Dyer and Devos bolstered that message with specifics efforts undertaken at the Garland plant. They shared the early skepticism exhibited by the workforce, many of whom had “seen it all before” and questioned what would be different in the latest effort to introduce lean.

One difference was the introduction of clear measurable objectives, Dyer said. For example, Garland developed five key measurables based on the facility’s change priorities. Among those five keys: Reduce accidents from 12 to zero and increase delivery from 79% to 98%.

The leadership team also developed a vision for the facility, bolstered by seven values. Among the values: “I have the courage to challenge the norm, provide innovation and eliminate waste.”

“I strongly recommend you write them out and post them,” Dyer said. “Make them a focal point.”

Dyer said early and quick wins were important to overcoming a skeptical workforce and driving engagement -- as was selecting improvement efforts that supported the plant’s five key measurable goals. He said it was important also that employees develop solutions, even if reaching the solutions took longer.

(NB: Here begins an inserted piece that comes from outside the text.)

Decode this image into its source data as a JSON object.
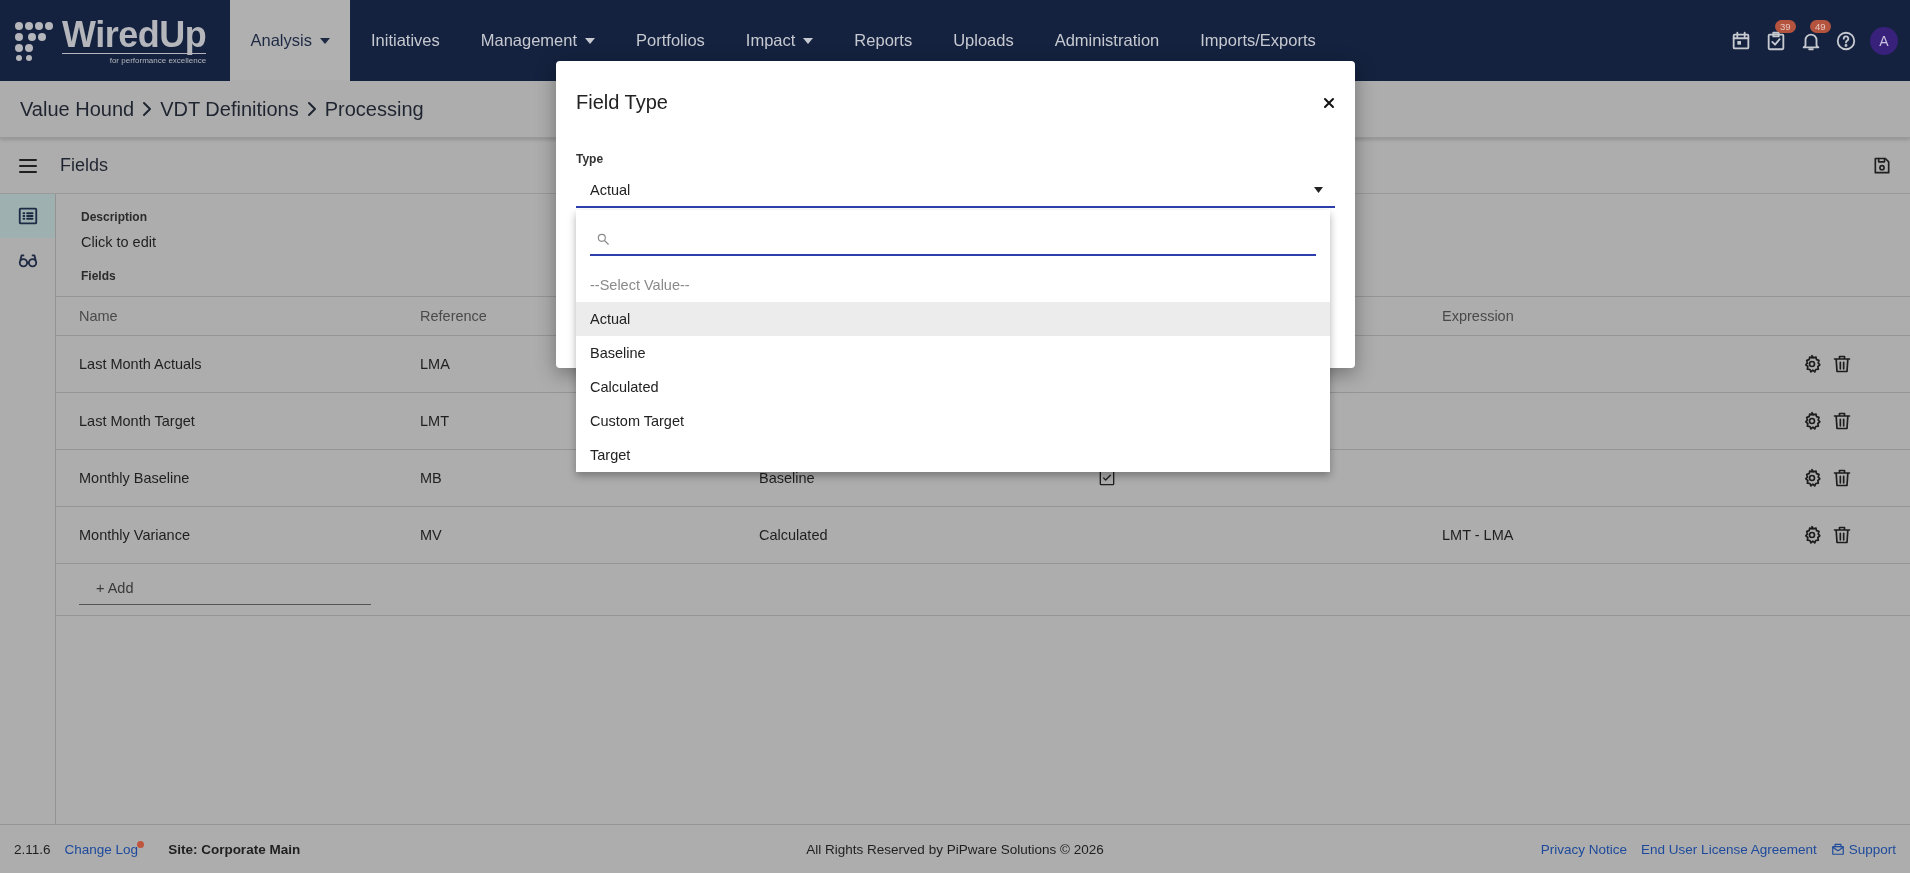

“It is worth it to get buy in,” Dyer said.

No less important is accountability, the presenters said. Indeed,  Devos stated that any time he has seen trouble in an organization “there is a lack of accountability in the culture.”

At Garland, the emphasis on accountability translated to making expectations clear and then holding people accountable for results. That was bolstered by “relentless rewarding of proper behaviors” via public recognition and gift cards, for example.